Photo above courtesy of author | Feature Photo:Philip Larson

[Editor’s Note: Megan Kimble was a writer selected to travel with the Green Living Project to document environmental and community sustainability efforts in Guatemala and Belize. This is the first of several dispatches she is filing for Matador.]

Raymond Reneau has the soft gait of a hunter. “You smell that?” he asks. “A jaguar was here, must’a killed something. You smell ‘da rotting carcass?”

He pauses every ten feet or so, stooping down to examine the mulch-covered trail. This time, he’s spotted jaguar scat, and prods at it with the tip of his machete, looking for clues of the great cat’s last meal. Though Raymond hunted this forest for years, he’s no longer tracking jaguars, birds, and monkeys for game—he’s tracking them for the amusement of tourists, who pay tour guides like him for a glimpse into the biodiversity of this rainforest in northern Belize.

We’re walking along an old logging trail that loops through the Spanish Creek Wildlife Reserve, a 5,900-acre community-run forest preserve initiated and organized by the 250-person town of Rancho Dolores. In the thick shade, we meander under second-growth mahogany and logwood trees—the lucrative hardwoods that first brought British settlers (pirates) to Belize in the 1600s. We stop at a tree marked Billyweb.

“It’s named after a guy named Billy,” says Raymond. “He had, what’s it called, he had athlete’s foot, so he put ‘da leaves on his feet to cure it. His friends say, ‘Billy, now you got a web on yo’ feet!’”

Guide Raymond Reneau; Photo courtesy of the author

Though Raymond grew up hunting in this forest, he says he and other locals were always conscious of their impact; after all, they depended on the forest for survival.
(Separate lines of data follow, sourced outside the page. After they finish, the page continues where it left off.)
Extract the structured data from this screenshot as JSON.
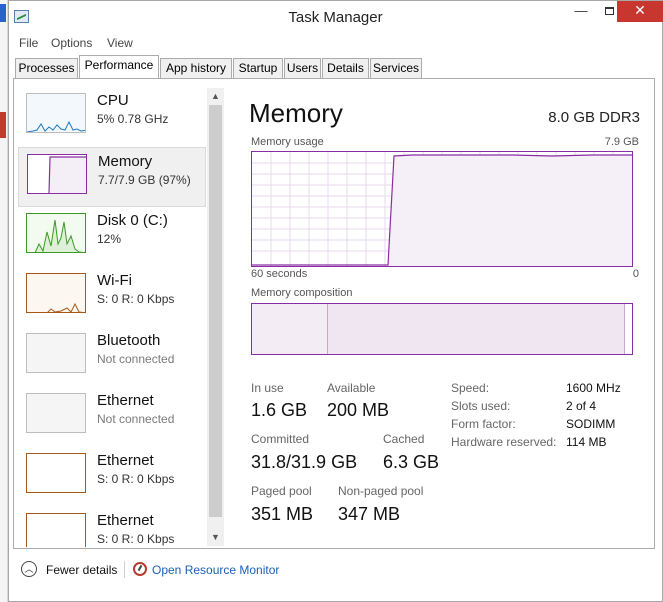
{
  "window": {
    "title": "Task Manager",
    "close_glyph": "✕",
    "minimize_glyph": "—"
  },
  "menu": [
    "File",
    "Options",
    "View"
  ],
  "tabs": [
    "Processes",
    "Performance",
    "App history",
    "Startup",
    "Users",
    "Details",
    "Services"
  ],
  "active_tab": "Performance",
  "resources": [
    {
      "name": "CPU",
      "sub": "5%  0.78 GHz",
      "color": "#1e7bc0",
      "fill": "#f3f8fc"
    },
    {
      "name": "Memory",
      "sub": "7.7/7.9 GB (97%)",
      "color": "#8b2da2",
      "fill": "#f4eef6"
    },
    {
      "name": "Disk 0 (C:)",
      "sub": "12%",
      "color": "#3a9a24",
      "fill": "#f3faf0"
    },
    {
      "name": "Wi-Fi",
      "sub": "S: 0  R: 0 Kbps",
      "color": "#a8571a",
      "fill": "#fdf7f1"
    },
    {
      "name": "Bluetooth",
      "sub": "Not connected",
      "color": "#bdbdbd",
      "fill": "#f5f5f5"
    },
    {
      "name": "Ethernet",
      "sub": "Not connected",
      "color": "#bdbdbd",
      "fill": "#f5f5f5"
    },
    {
      "name": "Ethernet",
      "sub": "S: 0  R: 0 Kbps",
      "color": "#a8571a",
      "fill": "#ffffff"
    },
    {
      "name": "Ethernet",
      "sub": "S: 0  R: 0 Kbps",
      "color": "#a8571a",
      "fill": "#ffffff"
    }
  ],
  "selected_resource": "Memory",
  "detail": {
    "title": "Memory",
    "spec": "8.0 GB DDR3",
    "usage_label": "Memory usage",
    "usage_max": "7.9 GB",
    "axis_left": "60 seconds",
    "axis_right": "0",
    "composition_label": "Memory composition",
    "in_use_label": "In use",
    "in_use_value": "1.6 GB",
    "available_label": "Available",
    "available_value": "200 MB",
    "committed_label": "Committed",
    "committed_value": "31.8/31.9 GB",
    "cached_label": "Cached",
    "cached_value": "6.3 GB",
    "paged_label": "Paged pool",
    "paged_value": "351 MB",
    "nonpaged_label": "Non-paged pool",
    "nonpaged_value": "347 MB",
    "speed_label": "Speed:",
    "speed_value": "1600 MHz",
    "slots_label": "Slots used:",
    "slots_value": "2 of 4",
    "form_label": "Form factor:",
    "form_value": "SODIMM",
    "reserved_label": "Hardware reserved:",
    "reserved_value": "114 MB"
  },
  "footer": {
    "fewer_details": "Fewer details",
    "open_monitor": "Open Resource Monitor"
  },
  "colors": {
    "memory": "#8b2da2",
    "link": "#1a5fb4",
    "close": "#c7372f"
  }
}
But, when hunters and loggers from outside the community swooped in—killing, cutting, and leaving without regard for the forest—the community realized its backyard—and livelihood—would soon be gone.

So, in 1998, they went to the government of Belize and asked to put their entire forest in a wildlife reserve, a designation that earned the access to protected lands funding from NGOs like PACT (Protected Areas Conservation Trust). “We got to change our way of life,” says Raymond. These funds were used to train tour guides like Raymond; others got jobs as rangers, bed & breakfast hosts, and handicraft artisans.

With only 300,000 people dispersed in small towns throughout a country the size of Massachusetts, a disappearing forest isn’t something Belizeans can ignore. Indeed, when they gained independence from Britain in 1981, some of the first laws passed were geared towards conservation.

Today, Belize retains 72 percent of its forest cover—one of the highest ratios in the world.

Conservation has been so successful because Belizeans value their natural resources, and because these unique natural resources (Belize’s abundance of rare wildlife) bring tourists and income. Eighteen percent of Belize’s GDP comes from tourism—from tours like Raymond’s, as foreigners pay for the chance to track jaguar scat or angle for rare birds.

Get Involved:

The lodge at Spanish Creek Rainforest Reserve—an area of protected private land adjacent to the Wildlife Reserve—hosts WWOOF volunteers on their 50-acre bamboo farm.

Community Connection:

Flavia Cueva is working in her community in Honduras to create a more sustainable Copan Ruinas. They are making so much progress there that Cueva was awarded the Premio Copan for her work.